Review

Hollywood Station

by Joseph Wambaugh



Farley Ramsdale, a nasty little crystal meth tweaker with a big
attitude, hooks up with an emaciated woman he christens Olive Oyl
because of her stick-like figure. He likes having Olive around ---
mostly because he can send her into dangerous situations in his
stead. If she comes back, he's safe; if she doesn't, he's still
safe. Plus, she cooks for him, works with him and sleeps with him.
Despite her years of drug use, Olive still has a pretty good heart,
even if she has few teeth and her hair doesn't look so good. Farley
and Olive actually work hard at crime. They make their score
however they can, but a favorite is mailbox fishing, hauling out
all sorts of useful letters, checks and occasionally cash. One
night, they hit a goldmine.

But the late-night streets teem with junkies, tweakers, peddlers,
burglars, robbers, smugglers and killers. None of them has any real
allegiance to anyone, so the rule is to beware of everyone. Even
what looks like a benign panhandler may have big eyes, looking for
information he can sell. And he won't care if it's the cops to whom
he sells.

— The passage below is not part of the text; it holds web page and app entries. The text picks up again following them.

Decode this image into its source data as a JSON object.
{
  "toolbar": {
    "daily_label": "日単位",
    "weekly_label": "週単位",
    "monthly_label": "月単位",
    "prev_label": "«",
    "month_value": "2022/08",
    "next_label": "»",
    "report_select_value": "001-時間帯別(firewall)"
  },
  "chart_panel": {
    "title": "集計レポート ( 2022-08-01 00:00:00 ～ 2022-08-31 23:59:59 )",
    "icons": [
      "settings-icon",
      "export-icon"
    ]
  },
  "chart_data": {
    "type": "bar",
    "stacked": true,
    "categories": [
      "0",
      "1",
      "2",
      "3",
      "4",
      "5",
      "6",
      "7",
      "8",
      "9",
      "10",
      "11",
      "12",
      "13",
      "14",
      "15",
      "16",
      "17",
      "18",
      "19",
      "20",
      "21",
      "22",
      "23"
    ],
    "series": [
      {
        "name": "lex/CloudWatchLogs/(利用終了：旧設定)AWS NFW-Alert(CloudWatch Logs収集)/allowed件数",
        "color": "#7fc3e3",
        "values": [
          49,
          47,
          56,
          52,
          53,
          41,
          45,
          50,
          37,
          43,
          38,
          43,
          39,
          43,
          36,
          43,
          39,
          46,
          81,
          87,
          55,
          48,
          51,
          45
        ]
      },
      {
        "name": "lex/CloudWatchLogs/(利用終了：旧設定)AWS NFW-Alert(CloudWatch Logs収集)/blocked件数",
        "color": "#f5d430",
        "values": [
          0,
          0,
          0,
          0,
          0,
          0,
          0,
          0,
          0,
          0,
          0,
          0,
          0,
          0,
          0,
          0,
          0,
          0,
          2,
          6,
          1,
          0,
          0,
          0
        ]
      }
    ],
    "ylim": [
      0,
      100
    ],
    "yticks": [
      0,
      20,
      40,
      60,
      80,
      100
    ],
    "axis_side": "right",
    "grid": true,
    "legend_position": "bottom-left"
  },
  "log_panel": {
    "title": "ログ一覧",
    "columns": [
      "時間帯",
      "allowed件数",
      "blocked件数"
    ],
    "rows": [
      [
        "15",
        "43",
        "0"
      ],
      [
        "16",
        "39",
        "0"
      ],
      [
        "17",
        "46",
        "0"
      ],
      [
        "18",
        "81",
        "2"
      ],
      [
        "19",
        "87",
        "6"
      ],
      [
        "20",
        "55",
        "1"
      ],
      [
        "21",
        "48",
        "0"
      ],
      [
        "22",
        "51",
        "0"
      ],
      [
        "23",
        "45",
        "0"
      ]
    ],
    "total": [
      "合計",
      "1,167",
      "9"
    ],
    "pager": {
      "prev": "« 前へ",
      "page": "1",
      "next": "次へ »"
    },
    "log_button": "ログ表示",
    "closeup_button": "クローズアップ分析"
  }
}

The cops in Hollywood Station have seen it all, and they have
attitudes too --- maybe, in fact, bigger than those of the crooks.
All of them have the bold, hardened character of a cop on the
street. People who see the side of life that they see find ways to
cope: by telling seemingly tasteless jokes, subconsciously
profiling everyone, inventing unflattering categories for the bad
guys and even some pretty offensive nicknames for their own
colleagues. But don't dare doubt that they are a family. They need
each other desperately; their very lives depend on it.

Joseph Wambaugh's cops on the night shift are rich with odd
personalities and bizarre quirks. Flotsam and Jetsam, a couple of
cops regrettably partnered together, are devoted surfer dudes who
have a divorce or two under their belt, a few years on the job and
a gaping hole where their brains should have been. You just have to
hope they don't last long on the job. If they do, you can bet they
will be frequent subjects of departmental investigations and
indignant lawsuits.

For this deployment period, the fondly nicknamed Oracle --- a cop
with decades on the job to his credit --- partners a crusty cop
named Fausto Gamboa with Budgie Polk, a gutsy officer recently
returned from maternity leave. An unlikely pair: He's older than
her father; she's young, brash and female, of all things. Back in
Gamboa's day, females weren't gun-carrying officers who were
allowed out in the field. They worked safely behind a desk, were
good with paperwork and had nice voices for answering phones. And
what's with that name, Budgie? Gamboa thinks it must be time to
pull the pin, especially the way the rules have been relaxed
nowadays. Flotsam and Jetsam have gel-spiked dyed hair, if you can
believe it.

HOLLYWOOD STATION reads like a watch commander's log. Lots of
bodies doing all sorts of illegal stuff. Fists fly. Shots are
fired. Arrests are made. Stories are compared. And Wambaugh doesn't
leave anybody out. The Russian mafia makes an appearance, as does a
shell-shocked war veteran, some Asian bangers, a couple of shifty
Italian guys, and lots of people with ties to the wonderful world
of drugs. Of course, this is Hollywood Station, so there are the
aspiring actors among the rank and file, busily dropping names and
searching for their big break.

As if the characters aren't enough to make HOLLYWOOD STATION a hit,
there is also one of the most unique chase scenes ever written ---
not so much because of the high speed (since there isn't any) but
because of the participants. I'm pretty sure a chase like this one
has never happened --- anywhere, any time.

Wambaugh's first novel in a decade is comical and gritty, with
political commentary woven in. It's such a pleasure to have him
back.

Reviewed by Kate Ayers on January 22, 2011

Hollywood Station
by Joseph Wambaugh

  • Publication Date: November 28, 2006
  • Genres: Fiction, Mystery
  • Hardcover: 352 pages
  • Publisher: Little, Brown and Company
  • ISBN-10: 0316066141
  • ISBN-13: 9780316066143